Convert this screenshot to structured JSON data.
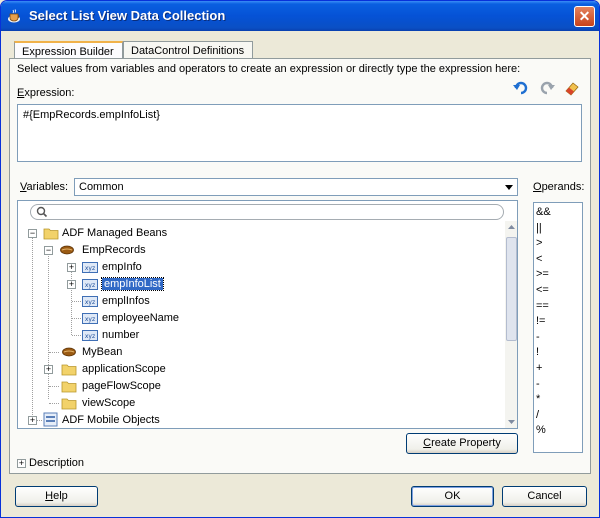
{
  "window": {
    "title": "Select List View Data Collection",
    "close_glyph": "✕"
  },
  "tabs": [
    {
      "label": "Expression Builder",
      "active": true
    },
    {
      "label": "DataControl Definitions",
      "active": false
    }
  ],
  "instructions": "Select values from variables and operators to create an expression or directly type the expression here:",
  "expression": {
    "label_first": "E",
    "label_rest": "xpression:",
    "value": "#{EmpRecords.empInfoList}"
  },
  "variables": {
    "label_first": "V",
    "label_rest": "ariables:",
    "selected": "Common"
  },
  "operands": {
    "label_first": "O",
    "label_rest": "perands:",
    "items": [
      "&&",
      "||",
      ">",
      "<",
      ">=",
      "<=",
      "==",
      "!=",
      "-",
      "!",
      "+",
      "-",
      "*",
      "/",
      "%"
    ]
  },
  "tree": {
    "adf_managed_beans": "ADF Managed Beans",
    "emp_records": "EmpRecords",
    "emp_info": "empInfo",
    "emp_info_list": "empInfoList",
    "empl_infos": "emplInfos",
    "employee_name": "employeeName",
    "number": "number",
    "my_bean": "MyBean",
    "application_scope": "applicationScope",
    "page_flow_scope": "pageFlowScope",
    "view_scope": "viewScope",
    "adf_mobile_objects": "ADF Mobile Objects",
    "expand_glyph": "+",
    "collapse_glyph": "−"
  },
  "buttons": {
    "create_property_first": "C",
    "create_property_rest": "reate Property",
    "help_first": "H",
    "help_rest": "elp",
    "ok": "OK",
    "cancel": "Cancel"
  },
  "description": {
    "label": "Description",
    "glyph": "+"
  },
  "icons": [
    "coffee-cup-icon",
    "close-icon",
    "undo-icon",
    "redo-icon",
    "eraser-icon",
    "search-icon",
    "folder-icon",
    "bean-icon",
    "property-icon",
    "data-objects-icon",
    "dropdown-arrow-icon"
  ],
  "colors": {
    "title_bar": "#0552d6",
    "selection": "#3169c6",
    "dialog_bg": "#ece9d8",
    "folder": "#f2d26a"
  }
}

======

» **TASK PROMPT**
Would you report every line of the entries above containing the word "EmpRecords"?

» **SOLUTION TO THE PROBLEM**
    "value": "#{EmpRecords.empInfoList}"
    "emp_records": "EmpRecords",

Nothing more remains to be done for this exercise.